Visualization— Intuitive flow layout of the attack and the automated response flow
MDR Layer: Expert Monitoring and Oversight
Alert monitoring— First line of defense against incoming alerts, prioritizing and notifying customer on critical events
Attack investigation—Detailed analysis reports on the attacks that targeted the customer
Proactive threat hunting—Search for malicious artifacts and IoC within the customer’s environment
Incident response guidance— Remote assistance in isolation and removal of malicious infrastructure, presence and activity
Cynet 360 can be deployed across thousands of endpoints in less than two hours. It can be immediately used to uncover advanced threats and then perform automatic or manual remediation, disrupt malicious activity and minimize damage caused by attacks.
Extended means XDR can provide insight into data in networks, clouds, endpoints, and applications (unlike traditional EDR which only focused on endpoints).
Detection means XDR has automated analysis capabilities that can help it identify anomalies in the IT environment, detect potential security incidents, and provide the full attack story.
Response means that XDR gives security teams the tools to immediately respond to an attack, by locking down endpoints, applying network segmentation, or other proactive measures.
Why is XDR Important?
The main promise of XDR is to reduce the likelihood of breaches that will have an impact on an organization and its customers.
XDR gives analysts contextual information about real attacks that can help them understand, contain and eradicate the threat more quickly. It can do this by combining data sources from the entire cybersecurity ecosystem, including endpoints but extending to networks, cloud resources and other resources, and helping analysts visualize the entire kill chain.
In addition, XDR can achieve significant efficiencies in security organizations, which suffer from a talent shortage and scarce resources. XDR is a unified platform, rather than a set of separate security tools, making it easy to deploy, upgrade, expand, and manage. This reduces the need for extensive training and certifications, and improves productivity, especially for Tier 1 security analysts.
What is the Difference Between Point Solutions (NGAV, EDR, NDR, etc.) and XDR?
XDR collects activity data from multiple vectors including endpoints, servers, and networks, providing a level of detection that is difficult or impossible to achieve with SIEM or isolated security solutions.
Tools like next generation antivirus (NGAV), endpoint detection and response (EDR) or network detection and response (NDR) are only effective against attacks that are focused on one layer of the security environment, and find it difficult to detect and respond to threats that cross multiple layers, for example leveraging a compromised endpoint to attack the network.
Is XDR Better than EDR?
XDR takes endpoint detection and response (EDR) one step further, evolving the original EDR approach which focused on a single security vector.
EDR (Endpoint Detection and Response) is still of great value, and XDR solutions continue to leverage EDR capabilities to protect endpoints. However, EDR is ultimately limited because it can only see the endpoint in a complex attack story. This limits the scope of the threats that can be detected and mitigated.

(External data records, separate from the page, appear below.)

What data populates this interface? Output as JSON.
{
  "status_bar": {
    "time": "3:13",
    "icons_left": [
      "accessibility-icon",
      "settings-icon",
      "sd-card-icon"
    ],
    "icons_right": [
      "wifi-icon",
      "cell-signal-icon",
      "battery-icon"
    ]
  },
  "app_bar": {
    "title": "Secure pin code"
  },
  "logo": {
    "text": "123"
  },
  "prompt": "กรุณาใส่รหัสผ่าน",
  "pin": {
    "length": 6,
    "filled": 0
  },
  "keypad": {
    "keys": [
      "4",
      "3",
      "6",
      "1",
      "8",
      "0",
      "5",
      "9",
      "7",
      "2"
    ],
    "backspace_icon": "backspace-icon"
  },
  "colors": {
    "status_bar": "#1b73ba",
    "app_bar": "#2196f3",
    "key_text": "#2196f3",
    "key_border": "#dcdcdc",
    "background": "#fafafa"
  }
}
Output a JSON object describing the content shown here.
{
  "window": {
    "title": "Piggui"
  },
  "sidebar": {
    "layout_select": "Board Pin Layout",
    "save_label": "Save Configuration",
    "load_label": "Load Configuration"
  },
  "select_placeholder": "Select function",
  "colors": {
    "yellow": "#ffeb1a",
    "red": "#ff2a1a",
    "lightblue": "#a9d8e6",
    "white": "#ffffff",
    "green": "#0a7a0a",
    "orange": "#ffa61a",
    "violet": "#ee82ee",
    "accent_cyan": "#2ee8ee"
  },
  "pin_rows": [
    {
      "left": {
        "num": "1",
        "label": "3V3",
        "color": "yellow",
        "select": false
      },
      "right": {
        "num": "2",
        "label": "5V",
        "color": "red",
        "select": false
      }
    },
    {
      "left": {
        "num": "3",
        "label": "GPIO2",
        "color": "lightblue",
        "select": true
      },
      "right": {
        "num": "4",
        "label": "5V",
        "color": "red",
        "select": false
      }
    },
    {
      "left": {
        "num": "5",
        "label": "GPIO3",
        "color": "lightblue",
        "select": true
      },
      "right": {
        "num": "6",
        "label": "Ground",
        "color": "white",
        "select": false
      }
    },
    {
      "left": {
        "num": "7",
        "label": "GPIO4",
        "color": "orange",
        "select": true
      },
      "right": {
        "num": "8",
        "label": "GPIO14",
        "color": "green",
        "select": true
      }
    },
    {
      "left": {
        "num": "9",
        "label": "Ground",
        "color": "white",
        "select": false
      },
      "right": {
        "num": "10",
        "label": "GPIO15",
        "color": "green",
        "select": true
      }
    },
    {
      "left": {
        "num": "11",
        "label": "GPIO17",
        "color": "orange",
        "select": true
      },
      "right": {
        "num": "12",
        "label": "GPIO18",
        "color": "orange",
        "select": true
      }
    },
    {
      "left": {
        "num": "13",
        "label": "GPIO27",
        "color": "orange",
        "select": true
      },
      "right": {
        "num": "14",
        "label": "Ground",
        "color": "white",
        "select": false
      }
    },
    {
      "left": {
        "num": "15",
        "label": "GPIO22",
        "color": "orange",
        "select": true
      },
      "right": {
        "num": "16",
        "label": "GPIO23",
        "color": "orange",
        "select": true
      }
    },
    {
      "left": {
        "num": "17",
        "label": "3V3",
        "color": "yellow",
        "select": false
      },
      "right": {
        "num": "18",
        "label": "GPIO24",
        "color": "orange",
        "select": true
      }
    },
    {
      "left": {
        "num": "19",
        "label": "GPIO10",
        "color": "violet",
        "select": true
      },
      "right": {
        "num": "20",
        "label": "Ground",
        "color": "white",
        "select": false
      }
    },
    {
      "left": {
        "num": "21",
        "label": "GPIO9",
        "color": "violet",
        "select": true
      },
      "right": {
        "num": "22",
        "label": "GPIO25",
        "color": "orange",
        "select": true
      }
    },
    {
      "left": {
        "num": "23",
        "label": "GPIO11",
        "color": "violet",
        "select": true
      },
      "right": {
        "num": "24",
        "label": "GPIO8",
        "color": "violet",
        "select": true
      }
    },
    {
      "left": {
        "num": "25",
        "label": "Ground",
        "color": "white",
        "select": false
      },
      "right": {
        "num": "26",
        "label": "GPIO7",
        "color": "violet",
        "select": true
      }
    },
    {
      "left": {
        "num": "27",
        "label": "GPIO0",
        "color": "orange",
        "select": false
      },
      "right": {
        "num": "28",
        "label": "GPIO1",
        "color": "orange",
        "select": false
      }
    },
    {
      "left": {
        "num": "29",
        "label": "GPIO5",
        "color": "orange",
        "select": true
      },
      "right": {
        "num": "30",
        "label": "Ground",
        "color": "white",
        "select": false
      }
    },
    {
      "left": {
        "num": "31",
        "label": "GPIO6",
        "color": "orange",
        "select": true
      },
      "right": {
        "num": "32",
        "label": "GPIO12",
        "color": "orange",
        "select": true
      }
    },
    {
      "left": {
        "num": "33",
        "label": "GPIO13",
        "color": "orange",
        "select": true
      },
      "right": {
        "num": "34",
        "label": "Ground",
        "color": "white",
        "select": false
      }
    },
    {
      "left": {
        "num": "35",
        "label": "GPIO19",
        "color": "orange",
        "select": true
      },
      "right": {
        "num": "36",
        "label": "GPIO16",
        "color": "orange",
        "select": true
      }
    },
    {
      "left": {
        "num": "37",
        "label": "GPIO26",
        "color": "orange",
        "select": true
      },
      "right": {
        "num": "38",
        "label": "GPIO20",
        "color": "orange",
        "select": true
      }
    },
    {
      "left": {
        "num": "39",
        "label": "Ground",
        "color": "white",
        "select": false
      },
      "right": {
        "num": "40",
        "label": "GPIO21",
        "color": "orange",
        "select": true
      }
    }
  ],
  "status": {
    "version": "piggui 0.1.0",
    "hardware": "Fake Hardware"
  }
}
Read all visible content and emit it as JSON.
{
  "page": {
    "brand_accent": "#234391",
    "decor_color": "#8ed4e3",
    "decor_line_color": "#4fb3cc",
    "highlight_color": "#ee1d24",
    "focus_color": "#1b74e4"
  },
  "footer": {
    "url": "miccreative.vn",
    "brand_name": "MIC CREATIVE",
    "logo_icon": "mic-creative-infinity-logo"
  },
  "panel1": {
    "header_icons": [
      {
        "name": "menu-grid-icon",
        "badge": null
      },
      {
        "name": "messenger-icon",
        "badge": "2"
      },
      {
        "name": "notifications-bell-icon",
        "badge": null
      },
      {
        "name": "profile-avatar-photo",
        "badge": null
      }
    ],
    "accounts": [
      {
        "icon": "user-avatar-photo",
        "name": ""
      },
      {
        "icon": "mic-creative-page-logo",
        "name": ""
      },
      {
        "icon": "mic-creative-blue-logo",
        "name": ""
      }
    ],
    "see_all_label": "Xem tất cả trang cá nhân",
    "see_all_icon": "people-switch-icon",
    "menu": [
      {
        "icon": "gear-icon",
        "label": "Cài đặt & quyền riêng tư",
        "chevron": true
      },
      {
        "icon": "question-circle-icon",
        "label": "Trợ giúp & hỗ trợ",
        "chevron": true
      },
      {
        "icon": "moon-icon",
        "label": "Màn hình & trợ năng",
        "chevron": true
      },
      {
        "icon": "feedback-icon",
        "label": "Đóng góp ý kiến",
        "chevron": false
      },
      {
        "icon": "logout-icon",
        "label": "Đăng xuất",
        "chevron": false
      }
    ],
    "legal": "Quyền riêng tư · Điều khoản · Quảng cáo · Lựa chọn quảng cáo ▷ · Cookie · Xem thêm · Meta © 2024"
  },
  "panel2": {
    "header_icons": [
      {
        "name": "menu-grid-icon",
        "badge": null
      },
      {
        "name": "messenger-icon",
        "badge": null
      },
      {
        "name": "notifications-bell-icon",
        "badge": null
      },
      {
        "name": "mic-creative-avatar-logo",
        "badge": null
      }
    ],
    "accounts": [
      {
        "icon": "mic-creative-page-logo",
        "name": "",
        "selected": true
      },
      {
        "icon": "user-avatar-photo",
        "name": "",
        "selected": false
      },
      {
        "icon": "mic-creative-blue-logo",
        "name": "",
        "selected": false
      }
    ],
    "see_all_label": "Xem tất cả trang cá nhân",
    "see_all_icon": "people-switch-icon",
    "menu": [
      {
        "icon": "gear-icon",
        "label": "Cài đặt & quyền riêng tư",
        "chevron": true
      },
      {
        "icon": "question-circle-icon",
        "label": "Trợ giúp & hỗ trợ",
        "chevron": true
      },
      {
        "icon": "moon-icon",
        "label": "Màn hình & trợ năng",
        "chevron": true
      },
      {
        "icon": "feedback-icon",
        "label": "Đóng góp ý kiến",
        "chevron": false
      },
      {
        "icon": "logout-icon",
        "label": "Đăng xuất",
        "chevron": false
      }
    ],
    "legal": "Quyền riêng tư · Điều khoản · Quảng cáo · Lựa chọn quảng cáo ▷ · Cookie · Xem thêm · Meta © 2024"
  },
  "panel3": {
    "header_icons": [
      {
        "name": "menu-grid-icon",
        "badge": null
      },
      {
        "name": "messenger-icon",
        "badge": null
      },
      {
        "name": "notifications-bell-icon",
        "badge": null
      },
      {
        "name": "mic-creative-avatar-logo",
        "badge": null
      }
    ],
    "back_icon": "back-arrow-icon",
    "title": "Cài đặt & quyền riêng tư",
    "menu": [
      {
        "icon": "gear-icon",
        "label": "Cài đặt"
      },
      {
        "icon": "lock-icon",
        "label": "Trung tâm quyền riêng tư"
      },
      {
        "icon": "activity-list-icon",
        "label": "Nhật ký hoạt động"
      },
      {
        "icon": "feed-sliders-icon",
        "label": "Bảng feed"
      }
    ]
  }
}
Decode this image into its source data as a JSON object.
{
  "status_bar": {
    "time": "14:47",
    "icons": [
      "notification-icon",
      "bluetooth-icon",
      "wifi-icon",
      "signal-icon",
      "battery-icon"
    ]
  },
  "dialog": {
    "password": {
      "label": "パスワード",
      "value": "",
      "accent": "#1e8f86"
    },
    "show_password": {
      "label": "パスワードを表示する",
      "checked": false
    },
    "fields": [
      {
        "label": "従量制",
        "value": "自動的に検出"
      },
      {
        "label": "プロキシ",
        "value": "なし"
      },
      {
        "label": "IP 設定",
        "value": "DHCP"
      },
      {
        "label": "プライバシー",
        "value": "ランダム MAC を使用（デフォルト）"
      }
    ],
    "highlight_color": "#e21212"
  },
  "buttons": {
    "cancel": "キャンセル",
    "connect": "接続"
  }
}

In this sense, XDR is better than just EDR alone, because it extends the benefits of EDR to threats that go beyond the endpoint to target additional security layers
Which are the Top XDR Solutions?
Here are five leading XDR security solution providers: